Machina X are a great example of how the digital world enables artists to collaborate across continents, with Annie providing vocals, lyrics, melodies and harmonies from her base in Sheffield, while Cyrus beavers away from his studio in Burma, producing futuristic sounding backing tracks. Their patient and meticulous work has seen them consistently produce a high standard of music over the past year, catching the ears of independent radio stations and gathering a firm following on social media. Their videos offer a further strand of creativity and imagination.
Secrets is one of five tracks on their impressive Future Imperfect EP. A more laidback track by comparison to some of their music, which at times veers into Drum’n’Bass and synth-driven Alt Pop, it sees Cyrus providing a lovingly crafted soundworld in which Annie’s distinct and appealingly melancholic voice can stretch out, aided by her talent for striking melodies and dystopian lyrical themes. Their situation means playing live is not on their current agenda but if they continue to build on the successes of this past year, 2021 bodes well for Machina X.
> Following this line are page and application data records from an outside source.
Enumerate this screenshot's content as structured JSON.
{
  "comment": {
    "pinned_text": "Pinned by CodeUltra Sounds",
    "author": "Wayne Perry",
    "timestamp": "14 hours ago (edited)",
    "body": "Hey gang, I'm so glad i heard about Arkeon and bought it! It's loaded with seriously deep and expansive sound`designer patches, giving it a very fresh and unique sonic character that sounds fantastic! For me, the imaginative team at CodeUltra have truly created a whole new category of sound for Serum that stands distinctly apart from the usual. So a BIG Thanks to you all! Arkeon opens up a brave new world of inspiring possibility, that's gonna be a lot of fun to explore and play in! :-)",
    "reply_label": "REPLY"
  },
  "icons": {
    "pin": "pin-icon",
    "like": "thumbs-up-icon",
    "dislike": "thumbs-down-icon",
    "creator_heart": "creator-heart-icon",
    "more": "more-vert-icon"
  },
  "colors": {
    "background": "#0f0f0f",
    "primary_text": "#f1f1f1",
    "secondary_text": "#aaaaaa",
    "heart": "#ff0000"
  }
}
PUBLIC BODY – Ask Me Later
Public Body seem to be somewhat coy about revealing where in the UK they are from. So much so that even Clash Magazine ran a feature on them and failed to mention it! Their success in attracting the attention of Clash and similarly established media is a measure of how far they have come. It turns out, having found the answer on the band’s Instagram, that they are yet another in the seemingly bottomless pit of exciting new talent emerging from Brighton. Prior to lockdown they were playing significant venues including The Shacklewell Arms in East London and several other notable London and Brighton hotspots. No doubt they will be out there playing again very soon.
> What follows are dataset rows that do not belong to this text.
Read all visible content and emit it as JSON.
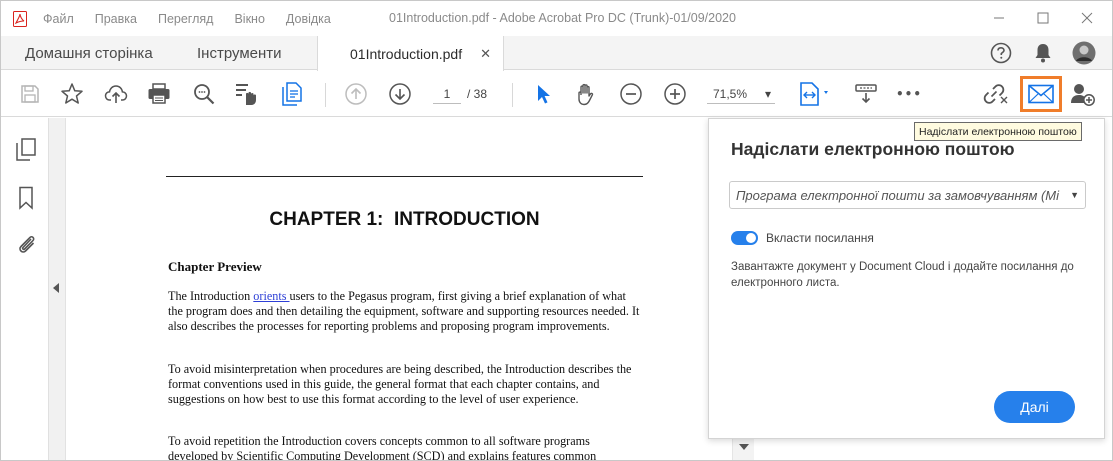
{
  "window": {
    "title": "01Introduction.pdf - Adobe Acrobat Pro DC (Trunk)-01/09/2020",
    "menu": [
      "Файл",
      "Правка",
      "Перегляд",
      "Вікно",
      "Довідка"
    ]
  },
  "tabs": {
    "home": "Домашня сторінка",
    "tools": "Інструменти",
    "document": "01Introduction.pdf",
    "close_glyph": "✕"
  },
  "toolbar": {
    "page_current": "1",
    "page_total": "/ 38",
    "zoom": "71,5%",
    "zoom_arrow": "▾",
    "more": "•••"
  },
  "document": {
    "chapter_title": "CHAPTER 1:  INTRODUCTION",
    "section_title": "Chapter Preview",
    "para1_before_link": "The Introduction ",
    "para1_link": "orients ",
    "para1_after_link": "users to the Pegasus program, first giving a brief explanation of what the program does and then detailing the equipment, software and supporting resources needed.  It also describes the processes for reporting problems and proposing program improvements.",
    "para2": "To avoid misinterpretation when procedures are being described, the Introduction describes the format conventions used in this guide, the general format that each chapter contains, and suggestions on how best to use this format according to the level of user experience.",
    "para3": "To avoid repetition the Introduction covers concepts common to all software programs developed by Scientific Computing Development (SCD) and explains features common"
  },
  "email_panel": {
    "title": "Надіслати електронною поштою",
    "client_select": "Програма електронної пошти за замовчуванням (Mi",
    "select_arrow": "▼",
    "toggle_label": "Вкласти посилання",
    "toggle_on": true,
    "description": "Завантажте документ у Document Cloud і додайте посилання до електронного листа.",
    "next_button": "Далі"
  },
  "tooltip": {
    "text": "Надіслати електронною поштою"
  },
  "colors": {
    "accent_blue": "#2680eb",
    "highlight_orange": "#f07d2a",
    "acrobat_red": "#d9231e",
    "select_tool_blue": "#1473e6"
  }
}
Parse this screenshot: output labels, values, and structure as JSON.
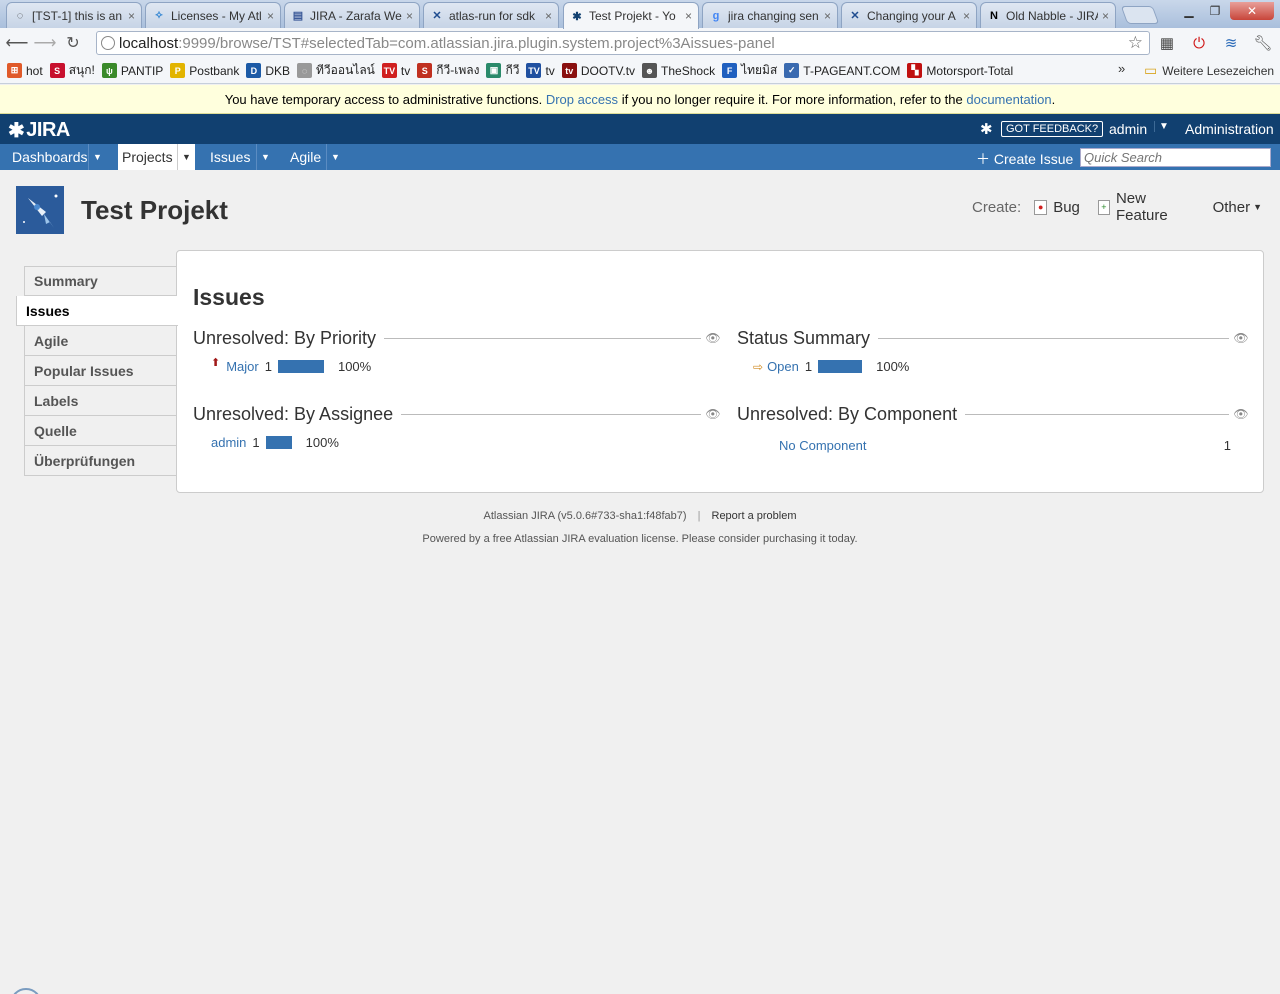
{
  "browser": {
    "tabs": [
      {
        "title": "[TST-1] this is an",
        "icon": "globe-icon",
        "icon_color": "#888888"
      },
      {
        "title": "Licenses - My Atl",
        "icon": "atlassian-icon",
        "icon_color": "#3d8bd4"
      },
      {
        "title": "JIRA - Zarafa Wel",
        "icon": "jira-doc-icon",
        "icon_color": "#3b5998"
      },
      {
        "title": "atlas-run for sdk",
        "icon": "atlassian-x-icon",
        "icon_color": "#1f4c8f"
      },
      {
        "title": "Test Projekt - Yo",
        "icon": "jira-icon",
        "icon_color": "#114070"
      },
      {
        "title": "jira changing sen",
        "icon": "google-icon",
        "icon_color": "#4285f4"
      },
      {
        "title": "Changing your A",
        "icon": "atlassian-x-icon",
        "icon_color": "#1f4c8f"
      },
      {
        "title": "Old Nabble - JIRA",
        "icon": "nabble-icon",
        "icon_color": "#000000"
      }
    ],
    "active_tab_index": 4,
    "url_host": "localhost",
    "url_rest": ":9999/browse/TST#selectedTab=com.atlassian.jira.plugin.system.project%3Aissues-panel",
    "bookmarks": [
      {
        "label": "hot",
        "icon": "windows-icon",
        "color": "#e05a2a"
      },
      {
        "label": "สนุก!",
        "icon": "sanook-icon",
        "color": "#c8102e"
      },
      {
        "label": "PANTIP",
        "icon": "cactus-icon",
        "color": "#3a8a2a"
      },
      {
        "label": "Postbank",
        "icon": "postbank-icon",
        "color": "#e2b400"
      },
      {
        "label": "DKB",
        "icon": "dkb-icon",
        "color": "#1c5aa6"
      },
      {
        "label": "ทีวีออนไลน์",
        "icon": "globe-icon",
        "color": "#999999"
      },
      {
        "label": "tv",
        "icon": "tv-icon",
        "color": "#d02020"
      },
      {
        "label": "กีวี-เพลง",
        "icon": "music-icon",
        "color": "#c03020"
      },
      {
        "label": "กีวี",
        "icon": "monitor-icon",
        "color": "#2a8a6a"
      },
      {
        "label": "tv",
        "icon": "tv-blue-icon",
        "color": "#2050a0"
      },
      {
        "label": "DOOTV.tv",
        "icon": "dootv-icon",
        "color": "#8a1010"
      },
      {
        "label": "TheShock",
        "icon": "theshock-icon",
        "color": "#555555"
      },
      {
        "label": "ไทยมิส",
        "icon": "f-icon",
        "color": "#1f5fbf"
      },
      {
        "label": "T-PAGEANT.COM",
        "icon": "pageant-icon",
        "color": "#3a6ab0"
      },
      {
        "label": "Motorsport-Total",
        "icon": "checkered-icon",
        "color": "#c01010"
      }
    ],
    "bookmarks_more": "»",
    "bookmarks_folder": "Weitere Lesezeichen"
  },
  "banner": {
    "text_before": "You have temporary access to administrative functions.",
    "drop_link": "Drop access",
    "text_middle": "if you no longer require it. For more information, refer to the",
    "doc_link": "documentation",
    "text_end": "."
  },
  "header": {
    "logo": "JIRA",
    "feedback": "GOT FEEDBACK?",
    "user": "admin",
    "admin": "Administration"
  },
  "nav": {
    "items": [
      "Dashboards",
      "Projects",
      "Issues",
      "Agile"
    ],
    "selected_index": 1,
    "create_issue": "Create Issue",
    "search_placeholder": "Quick Search"
  },
  "project": {
    "title": "Test Projekt",
    "create_label": "Create:",
    "create_items": [
      "Bug",
      "New Feature",
      "Other"
    ]
  },
  "sidebar": {
    "tabs": [
      "Summary",
      "Issues",
      "Agile",
      "Popular Issues",
      "Labels",
      "Quelle",
      "Überprüfungen"
    ],
    "active_index": 1
  },
  "panel": {
    "title": "Issues",
    "priority": {
      "title": "Unresolved: By Priority",
      "rows": [
        {
          "label": "Major",
          "count": "1",
          "percent": "100%",
          "fraction": 1.0
        }
      ]
    },
    "status": {
      "title": "Status Summary",
      "rows": [
        {
          "label": "Open",
          "count": "1",
          "percent": "100%",
          "fraction": 1.0
        }
      ]
    },
    "assignee": {
      "title": "Unresolved: By Assignee",
      "rows": [
        {
          "label": "admin",
          "count": "1",
          "percent": "100%",
          "fraction": 1.0
        }
      ]
    },
    "component": {
      "title": "Unresolved: By Component",
      "rows": [
        {
          "label": "No Component",
          "count": "1"
        }
      ]
    }
  },
  "footer": {
    "version": "Atlassian JIRA (v5.0.6#733-sha1:f48fab7)",
    "separator": "|",
    "report": "Report a problem",
    "license": "Powered by a free Atlassian JIRA evaluation license. Please consider purchasing it today."
  }
}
Ask Me Later kicks off at a fast tempo with spiky guitars that recall Devo in a mash with Gang Of Four while the semi-spoken male vocal brings to mind the likes of Do Nothing and Fontaines DC. There is a political undercurrent to their lyrics which is also reflected in their social media. Their Facebook page describes ‘‘The face of a destabilised workforce in a society that secretes symbolic concessions as a defence reflex against meaningful change”. Ask me later bristles with energy and channels their frustrations into a tasty slice of Alternative Pop cake. Well worth a bite or ten.
VICTORIA JANE KEARNEY – Family Tree
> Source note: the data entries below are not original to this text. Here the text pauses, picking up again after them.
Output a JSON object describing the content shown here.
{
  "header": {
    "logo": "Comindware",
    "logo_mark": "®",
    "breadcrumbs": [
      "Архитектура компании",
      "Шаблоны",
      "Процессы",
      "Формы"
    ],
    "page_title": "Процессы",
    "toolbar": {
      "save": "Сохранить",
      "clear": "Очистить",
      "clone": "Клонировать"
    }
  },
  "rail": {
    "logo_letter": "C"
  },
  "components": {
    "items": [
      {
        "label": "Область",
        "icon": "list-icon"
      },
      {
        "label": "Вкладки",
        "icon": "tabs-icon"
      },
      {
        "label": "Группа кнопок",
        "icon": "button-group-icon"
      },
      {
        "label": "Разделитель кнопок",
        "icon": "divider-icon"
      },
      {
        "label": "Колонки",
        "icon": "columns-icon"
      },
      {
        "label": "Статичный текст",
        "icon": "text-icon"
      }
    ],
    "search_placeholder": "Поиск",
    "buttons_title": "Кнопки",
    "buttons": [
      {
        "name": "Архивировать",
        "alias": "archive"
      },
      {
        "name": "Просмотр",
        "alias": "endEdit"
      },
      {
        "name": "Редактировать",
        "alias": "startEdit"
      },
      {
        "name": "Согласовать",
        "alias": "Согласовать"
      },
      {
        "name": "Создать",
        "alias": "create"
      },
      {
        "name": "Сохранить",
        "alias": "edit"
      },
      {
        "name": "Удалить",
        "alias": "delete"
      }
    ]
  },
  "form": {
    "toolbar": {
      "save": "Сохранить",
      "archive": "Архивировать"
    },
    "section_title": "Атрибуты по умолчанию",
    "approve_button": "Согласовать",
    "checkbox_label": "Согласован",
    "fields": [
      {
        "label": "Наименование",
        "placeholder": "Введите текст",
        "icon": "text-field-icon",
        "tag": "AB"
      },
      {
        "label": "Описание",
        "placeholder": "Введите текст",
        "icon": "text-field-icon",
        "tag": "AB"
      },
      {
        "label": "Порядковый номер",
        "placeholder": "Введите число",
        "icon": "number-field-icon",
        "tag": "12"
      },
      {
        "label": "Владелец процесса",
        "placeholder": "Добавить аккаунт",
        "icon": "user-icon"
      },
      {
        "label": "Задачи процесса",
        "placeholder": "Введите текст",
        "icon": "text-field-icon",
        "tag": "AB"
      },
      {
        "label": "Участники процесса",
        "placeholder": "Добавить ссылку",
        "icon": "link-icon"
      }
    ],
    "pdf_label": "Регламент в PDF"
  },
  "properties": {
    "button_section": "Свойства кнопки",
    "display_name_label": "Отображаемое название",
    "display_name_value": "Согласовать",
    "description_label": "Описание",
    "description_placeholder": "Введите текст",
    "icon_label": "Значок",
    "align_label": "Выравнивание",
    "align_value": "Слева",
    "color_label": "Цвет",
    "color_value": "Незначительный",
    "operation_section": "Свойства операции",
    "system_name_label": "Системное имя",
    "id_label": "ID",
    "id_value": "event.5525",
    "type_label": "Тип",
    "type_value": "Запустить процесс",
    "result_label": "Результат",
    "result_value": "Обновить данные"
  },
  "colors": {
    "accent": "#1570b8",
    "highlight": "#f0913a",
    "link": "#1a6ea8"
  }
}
Victoria Jane Kearney is a singer-songwriter whose response to the unsettling experience of lockdown has been to write a memoir of becoming mother to a baby daughter. It is an experience she has found comforting and creative. Reviewing it in Circus Journal, Emily Payne talks of her album taking us to a “… real and raw emotional landscape where the feelings of motherhood are accepted, celebrated and translated into beautiful melodies”. Victoria’s Facebook artist page shows the love her followers have for her music too.
Family Tree floats into view atop a lovely acoustic guitar picking figure. Victoria’s vocal is pure and emotionally touching. There are shades of Judee Sill before the arrangement fills out a little with more guitar, upper register piano melody and warm synth strings, all of which encourage Victoria to demonstrate her register and dynamic range. Names come to mind like Judie Tsuke and Sandy Denny alongside more contemporary references like Maggie Rogers, Julia Jacklin and Lisa Hannigan. Victoria has a wonderful voice. That, along with her penchant for delicate, hauntingly beautiful songs and skilful musicianship are why you should take the time to lose yourself in her gentle but irresistible waves of sound.
PS from TR: If you’ve submitted a track that hasn’t been picked for the Listening Post, our team has definitely listened to it and there’s no need to send it again: feel free to send us an even stronger track another week. The same goes if you were picked for the Listening Post but didn’t feature in our Fresh Faves.
But if we’ve recently featured you in our Fresh Faves – or on my BBC Introducing Mixtape – please wait three months before sending us another track, so we have space to help other deserving artists… For more info see Robinson Has A Good Old Moan.